Webwatch: The changing advice on tackling hate speech in world of online anonymity

How often do we hear public figures talking about the need to “call out” racism?

It seems a simple remedy – those airing abhorrent views being shamed and forced to leave the public arena with their tail between their legs.

But in a world of online anonymity, does the same message apply? New charity Centre for Countering Digital Hate (CCDH) thinks not and is advising social media users to do the opposite of what has been the norm for so long when it comes to racism and other forms of hate crime.

Rather than highlighting the views, the charity’s advice is instead to mute and report online trolls to starve them of the oxygen they need to prosper.

With such trolls – some who have hidden far-right or even far-left agendas – looking to build a following, cutting out the public shaming could nip their activity in the bud before they can grow into a destabilising force.

Researchers studied the analytics behind a tweet received by anti-Brexit MP David Lammy (pictured) that labelled him an “oaf” with “Guyanan DNA”, while also claiming he was not “indigenous English”.

The Tottenham MP responded by sharing the tweet alongside a list of his English credentials, including “avoiding eye contact on the tube”, “drinking tea like it’s going to run out” and having been “born in Archway”.

It was a witty riposte that surely raised plenty of laughs and garnered plenty of likes and retweets of its own.

But an unforeseen side-effect was that it gave the original tweeter – named The Resolute Brexiteer, with the Twitter handle @HomeRuleNow – hundreds of extra followers, increasing the size of their audience by 14%.

Jonathan Sebire, from social media analytics company Signify, said research showed the @HomeRuleNow account was “reborn” in March and “immediately started attacking prominent users”, including news presenter Jon Snow from Channel 4, who has 1.4 million followers on Twitter.

Mr Sebire said: “This is a clear and deliberate tactic, perhaps best illustrated by an attack on David Lammy on May 30.
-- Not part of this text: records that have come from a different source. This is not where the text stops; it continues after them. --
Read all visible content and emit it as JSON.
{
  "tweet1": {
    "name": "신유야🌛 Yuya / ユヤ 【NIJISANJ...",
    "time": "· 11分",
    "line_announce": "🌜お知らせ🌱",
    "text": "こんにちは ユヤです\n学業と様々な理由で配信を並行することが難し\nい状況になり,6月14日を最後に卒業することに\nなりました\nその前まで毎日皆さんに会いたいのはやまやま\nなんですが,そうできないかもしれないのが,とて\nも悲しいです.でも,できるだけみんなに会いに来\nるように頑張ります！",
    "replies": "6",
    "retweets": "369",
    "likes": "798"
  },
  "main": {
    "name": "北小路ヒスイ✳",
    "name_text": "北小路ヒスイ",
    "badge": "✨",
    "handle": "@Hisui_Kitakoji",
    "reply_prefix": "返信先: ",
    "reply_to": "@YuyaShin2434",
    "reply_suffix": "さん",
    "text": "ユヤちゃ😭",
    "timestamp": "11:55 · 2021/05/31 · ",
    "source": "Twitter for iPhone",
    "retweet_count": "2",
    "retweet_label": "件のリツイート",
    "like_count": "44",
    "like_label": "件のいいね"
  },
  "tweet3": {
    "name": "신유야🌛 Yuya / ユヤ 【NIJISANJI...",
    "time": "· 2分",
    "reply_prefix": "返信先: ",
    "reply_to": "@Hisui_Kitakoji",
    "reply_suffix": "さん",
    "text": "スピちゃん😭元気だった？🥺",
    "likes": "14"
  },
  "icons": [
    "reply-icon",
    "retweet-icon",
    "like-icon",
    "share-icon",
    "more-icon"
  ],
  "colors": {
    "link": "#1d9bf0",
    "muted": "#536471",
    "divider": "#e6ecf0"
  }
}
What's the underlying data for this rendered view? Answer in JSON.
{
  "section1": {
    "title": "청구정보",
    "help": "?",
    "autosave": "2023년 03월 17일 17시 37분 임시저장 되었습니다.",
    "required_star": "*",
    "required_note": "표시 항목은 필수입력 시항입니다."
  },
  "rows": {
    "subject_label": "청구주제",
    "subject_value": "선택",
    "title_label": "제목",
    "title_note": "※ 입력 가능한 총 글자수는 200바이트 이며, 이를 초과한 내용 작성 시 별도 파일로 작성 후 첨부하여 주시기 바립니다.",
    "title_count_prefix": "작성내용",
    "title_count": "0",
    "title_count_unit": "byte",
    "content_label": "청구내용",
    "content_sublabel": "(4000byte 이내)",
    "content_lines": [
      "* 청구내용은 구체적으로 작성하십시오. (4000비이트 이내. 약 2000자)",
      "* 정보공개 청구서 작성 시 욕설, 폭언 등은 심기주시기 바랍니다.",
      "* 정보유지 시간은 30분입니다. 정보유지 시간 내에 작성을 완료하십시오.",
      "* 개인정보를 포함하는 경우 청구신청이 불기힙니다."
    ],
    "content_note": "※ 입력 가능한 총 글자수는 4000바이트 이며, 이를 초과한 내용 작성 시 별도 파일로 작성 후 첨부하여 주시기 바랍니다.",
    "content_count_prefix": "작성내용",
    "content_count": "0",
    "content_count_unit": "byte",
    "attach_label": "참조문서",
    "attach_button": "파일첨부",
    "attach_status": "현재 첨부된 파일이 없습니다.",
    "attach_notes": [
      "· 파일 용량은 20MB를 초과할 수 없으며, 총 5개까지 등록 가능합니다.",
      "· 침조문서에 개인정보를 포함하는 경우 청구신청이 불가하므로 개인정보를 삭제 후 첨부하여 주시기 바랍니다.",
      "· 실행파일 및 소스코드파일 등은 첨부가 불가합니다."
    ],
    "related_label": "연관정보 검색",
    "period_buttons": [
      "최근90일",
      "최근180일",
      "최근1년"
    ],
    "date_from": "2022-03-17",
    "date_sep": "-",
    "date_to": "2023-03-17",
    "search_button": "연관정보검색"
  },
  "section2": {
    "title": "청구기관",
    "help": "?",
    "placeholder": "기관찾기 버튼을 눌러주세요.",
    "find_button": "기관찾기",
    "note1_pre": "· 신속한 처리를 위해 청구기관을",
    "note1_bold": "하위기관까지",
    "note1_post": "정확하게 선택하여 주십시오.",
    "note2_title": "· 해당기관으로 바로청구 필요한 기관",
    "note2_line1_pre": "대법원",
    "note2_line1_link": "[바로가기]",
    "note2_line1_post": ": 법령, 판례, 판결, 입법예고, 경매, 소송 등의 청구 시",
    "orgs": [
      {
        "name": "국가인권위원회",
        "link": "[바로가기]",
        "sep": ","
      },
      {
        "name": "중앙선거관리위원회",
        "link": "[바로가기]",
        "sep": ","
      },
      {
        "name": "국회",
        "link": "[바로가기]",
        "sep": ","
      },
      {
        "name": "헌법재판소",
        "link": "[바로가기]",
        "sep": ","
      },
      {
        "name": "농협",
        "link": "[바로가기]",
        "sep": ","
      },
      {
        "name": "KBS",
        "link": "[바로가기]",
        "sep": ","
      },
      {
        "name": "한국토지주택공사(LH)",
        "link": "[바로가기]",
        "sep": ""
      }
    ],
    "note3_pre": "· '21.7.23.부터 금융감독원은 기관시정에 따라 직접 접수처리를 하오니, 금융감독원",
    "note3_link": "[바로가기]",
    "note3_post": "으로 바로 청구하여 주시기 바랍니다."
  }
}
“At the time of the attack the account had just under 3,500 followers. After Lammy engaged with the account on May 31, @HomeRuleNow received a 14% follower boost, roughly equivalent to 10% of the audience that retweeted Lammy’s tweet.

“We can also see HomeRuleNow bragging about this one day later. The growth in his followers did not stop and even after his self-congratulatory tweet his followers kept rising. Our analysis shows that the vast majority of which were accounts sympathetic to @HomeRuleNow.”

The @HomeRuleNow account has since been suspended.

Mr Lammy has been contacted for comment.

Copyright (c) PA Media Ltd. 2019, All Rights Reserved. Picture (c) Stefan Rousseau / PA Wire.